American businessmen, sailors and congressmen are all rumored to have brought the daiquiri to Americans’ attention. While the cocktail’s origins aren’t exactly as clear as ice, the most intriguing theory about how this Cuban import came stateside can be traced to Washington, D.C.
Here’s the story, as chronicled by famed cocktail historian and writer Tom Sandham: In 1896, an American businessman named Jennings Stockton Cox Jr. was working in the Cuban mining town of Daiquiri. Taking a cue from locals who drank canchancharas — a drink of rum, lime and molasses — to keep cool, Cox created his own libation: the daiquiri. The drink stayed local until 1909, when Lucius Johnson, a U.S. Navy medical officer on assignment in Cuba, introduced his compatriots to the beverage when he returned to D.C.
“It began being made at the Army and Navy Club right here in the city,” says Julia Hurst, the former bar director at Hogo, a now-defunct tiki bar in Shaw.

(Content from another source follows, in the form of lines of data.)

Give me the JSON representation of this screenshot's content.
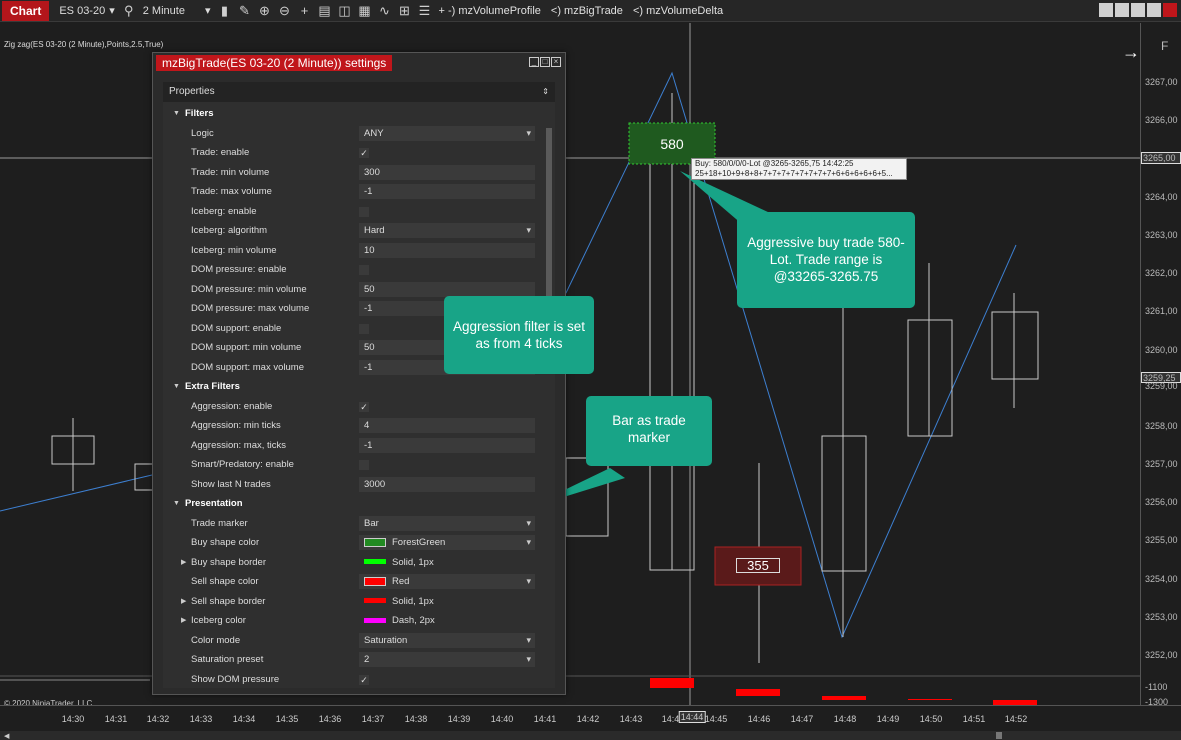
{
  "toolbar": {
    "chart_label": "Chart",
    "instrument": "ES 03-20",
    "interval": "2 Minute",
    "indicators": [
      "+ -) mzVolumeProfile",
      "<) mzBigTrade",
      "<) mzVolumeDelta"
    ]
  },
  "chart": {
    "indicator_label": "Zig zag(ES 03-20 (2 Minute),Points,2.5,True)",
    "copyright": "© 2020 NinjaTrader, LLC",
    "price_ticks": [
      "3267,00",
      "3266,00",
      "3265,00",
      "3264,00",
      "3263,00",
      "3262,00",
      "3261,00",
      "3260,00",
      "3259,25",
      "3259,00",
      "3258,00",
      "3257,00",
      "3256,00",
      "3255,00",
      "3254,00",
      "3253,00",
      "3252,00",
      "-1100",
      "-1300"
    ],
    "axis_corner": "F",
    "time_ticks": [
      "14:30",
      "14:31",
      "14:32",
      "14:33",
      "14:34",
      "14:35",
      "14:36",
      "14:37",
      "14:38",
      "14:39",
      "14:40",
      "14:41",
      "14:42",
      "14:43",
      "14:44",
      "14:44",
      "14:45",
      "14:46",
      "14:47",
      "14:48",
      "14:49",
      "14:50",
      "14:51",
      "14:52"
    ],
    "buy_trade_volume": "580",
    "sell_trade_volume": "355",
    "tooltip_line1": "Buy: 580/0/0/0-Lot @3265-3265,75  14:42:25",
    "tooltip_line2": "25+18+10+9+8+8+7+7+7+7+7+7+7+7+6+6+6+6+6+5..."
  },
  "dialog": {
    "title": "mzBigTrade(ES 03-20 (2 Minute)) settings",
    "header": "Properties",
    "rows": [
      {
        "type": "cat",
        "label": "Filters"
      },
      {
        "type": "select",
        "label": "Logic",
        "value": "ANY"
      },
      {
        "type": "check",
        "label": "Trade: enable",
        "value": "✓"
      },
      {
        "type": "text",
        "label": "Trade: min volume",
        "value": "300"
      },
      {
        "type": "text",
        "label": "Trade: max volume",
        "value": "-1"
      },
      {
        "type": "check",
        "label": "Iceberg: enable",
        "value": ""
      },
      {
        "type": "select",
        "label": "Iceberg: algorithm",
        "value": "Hard"
      },
      {
        "type": "text",
        "label": "Iceberg: min volume",
        "value": "10"
      },
      {
        "type": "check",
        "label": "DOM pressure: enable",
        "value": ""
      },
      {
        "type": "text",
        "label": "DOM pressure: min volume",
        "value": "50"
      },
      {
        "type": "text",
        "label": "DOM pressure: max volume",
        "value": "-1"
      },
      {
        "type": "check",
        "label": "DOM support: enable",
        "value": ""
      },
      {
        "type": "text",
        "label": "DOM support: min volume",
        "value": "50"
      },
      {
        "type": "text",
        "label": "DOM support: max volume",
        "value": "-1"
      },
      {
        "type": "cat",
        "label": "Extra Filters"
      },
      {
        "type": "check",
        "label": "Aggression: enable",
        "value": "✓"
      },
      {
        "type": "text",
        "label": "Aggression: min ticks",
        "value": "4"
      },
      {
        "type": "text",
        "label": "Aggression: max, ticks",
        "value": "-1"
      },
      {
        "type": "check",
        "label": "Smart/Predatory: enable",
        "value": ""
      },
      {
        "type": "text",
        "label": "Show last N trades",
        "value": "3000"
      },
      {
        "type": "cat",
        "label": "Presentation"
      },
      {
        "type": "select",
        "label": "Trade marker",
        "value": "Bar"
      },
      {
        "type": "color",
        "label": "Buy shape color",
        "value": "ForestGreen",
        "color": "#228b22"
      },
      {
        "type": "stroke",
        "label": "Buy shape border",
        "value": "Solid, 1px",
        "color": "#00ff00"
      },
      {
        "type": "color",
        "label": "Sell shape color",
        "value": "Red",
        "color": "#ff0000"
      },
      {
        "type": "stroke",
        "label": "Sell shape border",
        "value": "Solid, 1px",
        "color": "#ff0000"
      },
      {
        "type": "stroke",
        "label": "Iceberg color",
        "value": "Dash, 2px",
        "color": "#ff00ff"
      },
      {
        "type": "select",
        "label": "Color mode",
        "value": "Saturation"
      },
      {
        "type": "select",
        "label": "Saturation preset",
        "value": "2"
      },
      {
        "type": "check",
        "label": "Show DOM pressure",
        "value": "✓"
      }
    ]
  },
  "callouts": {
    "aggression": "Aggression filter is set as from 4 ticks",
    "bar": "Bar as trade marker",
    "buy": "Aggressive buy trade 580-Lot. Trade range is @33265-3265.75"
  }
}
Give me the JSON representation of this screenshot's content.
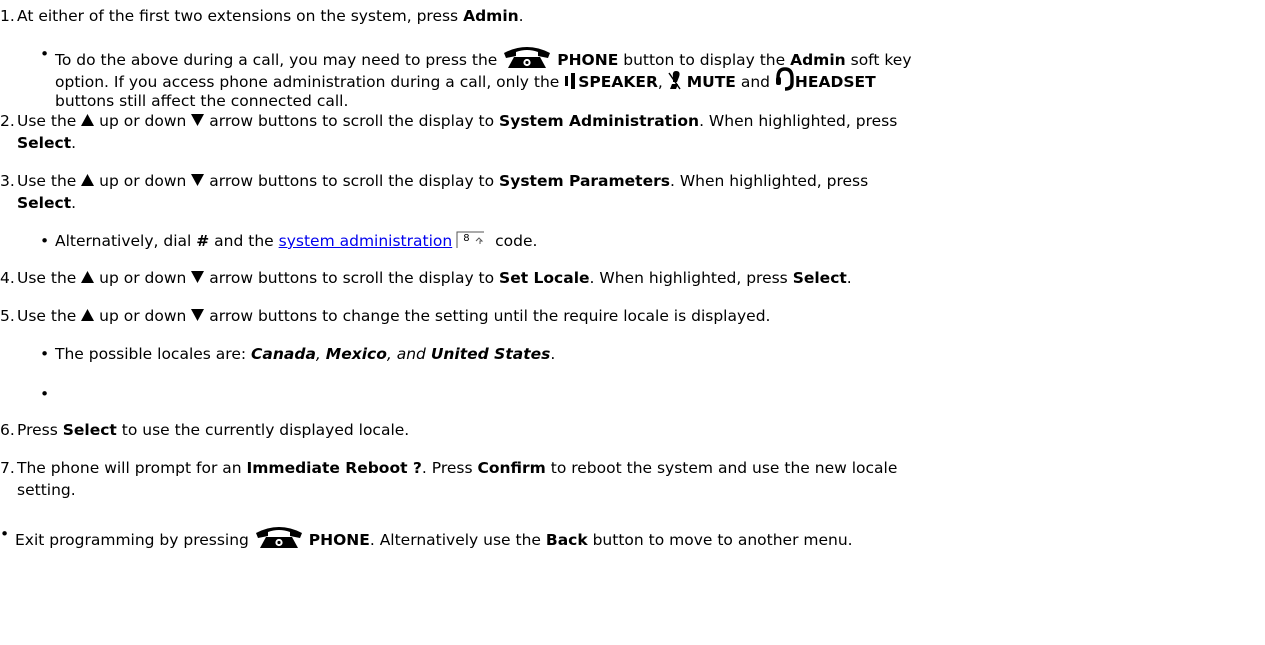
{
  "steps": [
    {
      "num": "1.",
      "parts": [
        "At either of the first two extensions on the system, press ",
        "Admin",
        "."
      ],
      "bullet": {
        "a": "To do the above during a call, you may need to press the",
        "phone": "PHONE",
        "b": " button to display the ",
        "admin": "Admin",
        "c": " soft key",
        "d": "option. If you access phone administration during a call, only the",
        "speaker": "SPEAKER",
        "comma": ", ",
        "mute": "MUTE",
        "and": " and ",
        "headset": "HEADSET",
        "e": "buttons still affect the connected call."
      }
    },
    {
      "num": "2.",
      "a": "Use the ",
      "b": " up or down ",
      "c": " arrow buttons to scroll the display to ",
      "target": "System Administration",
      "d": ". When highlighted, press",
      "select": "Select",
      "end": "."
    },
    {
      "num": "3.",
      "a": "Use the ",
      "b": " up or down ",
      "c": " arrow buttons to scroll the display to ",
      "target": "System Parameters",
      "d": ". When highlighted, press",
      "select": "Select",
      "end": ".",
      "bullet": {
        "a": "Alternatively, dial ",
        "hash": "#",
        "b": " and the ",
        "link": "system administration",
        "ref": "8",
        "c": " code."
      }
    },
    {
      "num": "4.",
      "a": "Use the ",
      "b": " up or down ",
      "c": " arrow buttons to scroll the display to ",
      "target": "Set Locale",
      "d": ". When highlighted, press ",
      "select": "Select",
      "end": "."
    },
    {
      "num": "5.",
      "a": "Use the ",
      "b": " up or down ",
      "c": " arrow buttons to change the setting until the require locale is displayed.",
      "bullet": {
        "a": "The possible locales are: ",
        "canada": "Canada",
        "comma1": ", ",
        "mexico": "Mexico",
        "comma2": ", and ",
        "us": "United States",
        "end": "."
      }
    },
    {
      "num": "6.",
      "a": "Press ",
      "select": "Select",
      "b": " to use the currently displayed locale."
    },
    {
      "num": "7.",
      "a": "The phone will prompt for an ",
      "reboot": "Immediate Reboot ?",
      "b": ". Press ",
      "confirm": "Confirm",
      "c": " to reboot the system and use the new locale",
      "d": "setting."
    }
  ],
  "exit": {
    "a": "Exit programming by pressing ",
    "phone": "PHONE",
    "b": ". Alternatively use the ",
    "back": "Back",
    "c": " button to move to another menu."
  },
  "bullet_char": "•",
  "icons": [
    "phone-icon",
    "speaker-icon",
    "mute-icon",
    "headset-icon",
    "up-arrow-icon",
    "down-arrow-icon",
    "xref-icon"
  ]
}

According to the 1935 edition of Bar la Florida Cocktails, the classic daiquiri, Daiquiri No. 1, is made with 2 ounces of white rum, one teaspoon of sugar and the juice of half a lime, all shaken with ice and strained into a glass. “It’s a natural product of things growing together and tasting great when combined,” Hurst says. “There are very few things that contain only three ingredients and are perfectly balanced. A daiquiri is one of them.”
How, then, did the daiquiri go from that simple classic to the bastardized frozen swirl we know today? You can thank the blender for that.
The Waring blender, the first modern electric blender on the market, made its way to Cuba in the late 1930s. Bartenders now had a way to make more drinks at a faster pace, which brought the frozen daiquiri into prominence.
Then, “corporations started making strange flavors,” says Adam Bernbach, the bar director of 2 Birds 1 Stone. “A beautiful daiquiri slushy went from there into something that involved corn syrup.”
With so many different variations, how can anyone identify a quality daiquiri? “It’s all about good technique,” says Devin Gong, the owner of Copycat Co. bar on H Street NE. “You’ve got to make sure you strain it as fast as you can when done shaking. Straining it quickly makes sure it doesn’t become diluted by melting ice.”
Here are a few places where you can grab a glass and honor D.C.’s role in the drink’s origin story:
Now through Sunday, Copycat Co. is serving a daiquiri-centric menu with more than 40 variations of the drink. We suggest the half pina colada, half frozen daiquiri version that is blended to order. $11; 1110 H St. NE
2 Birds 1 Stone
Bar director Adam Bernbach sticks to the classic, blending white rum with lime juice and raw white sugar for his Daiquiri #1 drink. $12; 1800 14th St. NW, lower level
Residents of Columbia Heights perch at this bar for The B Word, a spin on the classic that uses aged rum, falernum (a traditional Caribbean cordial mixture of sugar and spices) and Becherovka (an herbal spiced liqueur from the Czech Republic), lending the drink a slightly spicy flavor. $12; 3234 11th St. NW